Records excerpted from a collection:
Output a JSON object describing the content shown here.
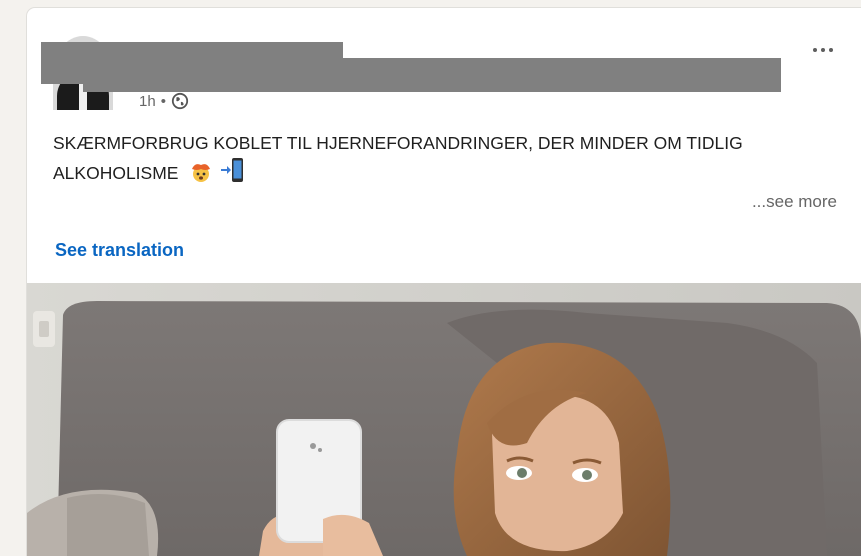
{
  "post": {
    "time": "1h",
    "separator": "•",
    "visibility_icon": "globe-icon",
    "text": "SKÆRMFORBRUG KOBLET TIL HJERNEFORANDRINGER, DER MINDER OM TIDLIG ALKOHOLISME",
    "emojis": [
      "exploding-head-emoji",
      "phone-with-arrow-emoji"
    ],
    "see_more_label": "...see more",
    "see_translation_label": "See translation",
    "more_options_icon": "ellipsis-icon"
  },
  "colors": {
    "link_blue": "#0a66c2",
    "text_primary": "#1f1f1f",
    "text_secondary": "#666666",
    "redaction_gray": "#808080"
  }
}
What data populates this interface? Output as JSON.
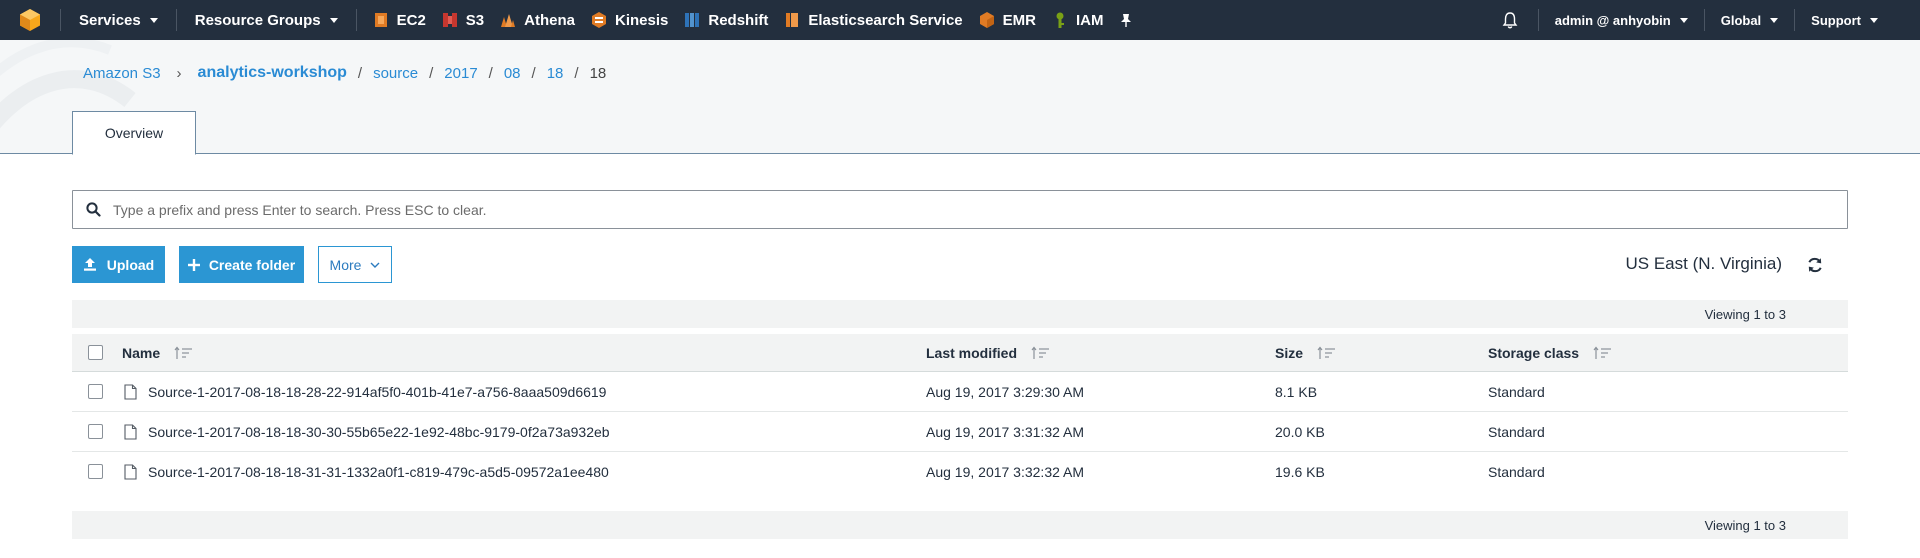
{
  "nav": {
    "services": "Services",
    "resource_groups": "Resource Groups",
    "shortcuts": [
      {
        "label": "EC2",
        "icon": "ec2-icon",
        "color": "#e07b24"
      },
      {
        "label": "S3",
        "icon": "s3-icon",
        "color": "#c7372f"
      },
      {
        "label": "Athena",
        "icon": "athena-icon",
        "color": "#e07b24"
      },
      {
        "label": "Kinesis",
        "icon": "kinesis-icon",
        "color": "#e07b24"
      },
      {
        "label": "Redshift",
        "icon": "redshift-icon",
        "color": "#2e73b8"
      },
      {
        "label": "Elasticsearch Service",
        "icon": "elasticsearch-icon",
        "color": "#e07b24"
      },
      {
        "label": "EMR",
        "icon": "emr-icon",
        "color": "#e07b24"
      },
      {
        "label": "IAM",
        "icon": "iam-icon",
        "color": "#7aa116"
      }
    ],
    "user": "admin @ anhyobin",
    "region": "Global",
    "support": "Support"
  },
  "breadcrumb": {
    "root": "Amazon S3",
    "bucket": "analytics-workshop",
    "path": [
      "source",
      "2017",
      "08",
      "18"
    ],
    "current": "18"
  },
  "tabs": {
    "overview": "Overview"
  },
  "search": {
    "placeholder": "Type a prefix and press Enter to search. Press ESC to clear."
  },
  "toolbar": {
    "upload": "Upload",
    "create_folder": "Create folder",
    "more": "More",
    "region": "US East (N. Virginia)"
  },
  "table": {
    "viewing_top": "Viewing 1 to 3",
    "viewing_bottom": "Viewing 1 to 3",
    "columns": {
      "name": "Name",
      "last_modified": "Last modified",
      "size": "Size",
      "storage_class": "Storage class"
    },
    "rows": [
      {
        "name": "Source-1-2017-08-18-18-28-22-914af5f0-401b-41e7-a756-8aaa509d6619",
        "last_modified": "Aug 19, 2017 3:29:30 AM",
        "size": "8.1 KB",
        "storage_class": "Standard"
      },
      {
        "name": "Source-1-2017-08-18-18-30-30-55b65e22-1e92-48bc-9179-0f2a73a932eb",
        "last_modified": "Aug 19, 2017 3:31:32 AM",
        "size": "20.0 KB",
        "storage_class": "Standard"
      },
      {
        "name": "Source-1-2017-08-18-18-31-31-1332a0f1-c819-479c-a5d5-09572a1ee480",
        "last_modified": "Aug 19, 2017 3:32:32 AM",
        "size": "19.6 KB",
        "storage_class": "Standard"
      }
    ]
  },
  "colors": {
    "nav_bg": "#232f3e",
    "link": "#2a8bd4",
    "primary_button": "#2b96d3",
    "aws_logo": "#f7a81b"
  }
}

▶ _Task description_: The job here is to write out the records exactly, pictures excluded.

▶ _Reply to the exercise_:
Output a JSON object describing the content shown here.
{
  "post": {
    "time": "1h",
    "separator": "•",
    "visibility_icon": "globe-icon",
    "text": "SKÆRMFORBRUG KOBLET TIL HJERNEFORANDRINGER, DER MINDER OM TIDLIG ALKOHOLISME",
    "emojis": [
      "exploding-head-emoji",
      "phone-with-arrow-emoji"
    ],
    "see_more_label": "...see more",
    "see_translation_label": "See translation",
    "more_options_icon": "ellipsis-icon"
  },
  "colors": {
    "link_blue": "#0a66c2",
    "text_primary": "#1f1f1f",
    "text_secondary": "#666666",
    "redaction_gray": "#808080"
  }
}
What data populates this interface? Output as JSON.
{
  "nav": {
    "services": "Services",
    "resource_groups": "Resource Groups",
    "shortcuts": [
      {
        "label": "EC2",
        "icon": "ec2-icon",
        "color": "#e07b24"
      },
      {
        "label": "S3",
        "icon": "s3-icon",
        "color": "#c7372f"
      },
      {
        "label": "Athena",
        "icon": "athena-icon",
        "color": "#e07b24"
      },
      {
        "label": "Kinesis",
        "icon": "kinesis-icon",
        "color": "#e07b24"
      },
      {
        "label": "Redshift",
        "icon": "redshift-icon",
        "color": "#2e73b8"
      },
      {
        "label": "Elasticsearch Service",
        "icon": "elasticsearch-icon",
        "color": "#e07b24"
      },
      {
        "label": "EMR",
        "icon": "emr-icon",
        "color": "#e07b24"
      },
      {
        "label": "IAM",
        "icon": "iam-icon",
        "color": "#7aa116"
      }
    ],
    "user": "admin @ anhyobin",
    "region": "Global",
    "support": "Support"
  },
  "breadcrumb": {
    "root": "Amazon S3",
    "bucket": "analytics-workshop",
    "path": [
      "source",
      "2017",
      "08",
      "18"
    ],
    "current": "18"
  },
  "tabs": {
    "overview": "Overview"
  },
  "search": {
    "placeholder": "Type a prefix and press Enter to search. Press ESC to clear."
  },
  "toolbar": {
    "upload": "Upload",
    "create_folder": "Create folder",
    "more": "More",
    "region": "US East (N. Virginia)"
  },
  "table": {
    "viewing_top": "Viewing 1 to 3",
    "viewing_bottom": "Viewing 1 to 3",
    "columns": {
      "name": "Name",
      "last_modified": "Last modified",
      "size": "Size",
      "storage_class": "Storage class"
    },
    "rows": [
      {
        "name": "Source-1-2017-08-18-18-28-22-914af5f0-401b-41e7-a756-8aaa509d6619",
        "last_modified": "Aug 19, 2017 3:29:30 AM",
        "size": "8.1 KB",
        "storage_class": "Standard"
      },
      {
        "name": "Source-1-2017-08-18-18-30-30-55b65e22-1e92-48bc-9179-0f2a73a932eb",
        "last_modified": "Aug 19, 2017 3:31:32 AM",
        "size": "20.0 KB",
        "storage_class": "Standard"
      },
      {
        "name": "Source-1-2017-08-18-18-31-31-1332a0f1-c819-479c-a5d5-09572a1ee480",
        "last_modified": "Aug 19, 2017 3:32:32 AM",
        "size": "19.6 KB",
        "storage_class": "Standard"
      }
    ]
  },
  "colors": {
    "nav_bg": "#232f3e",
    "link": "#2a8bd4",
    "primary_button": "#2b96d3",
    "aws_logo": "#f7a81b"
  }
}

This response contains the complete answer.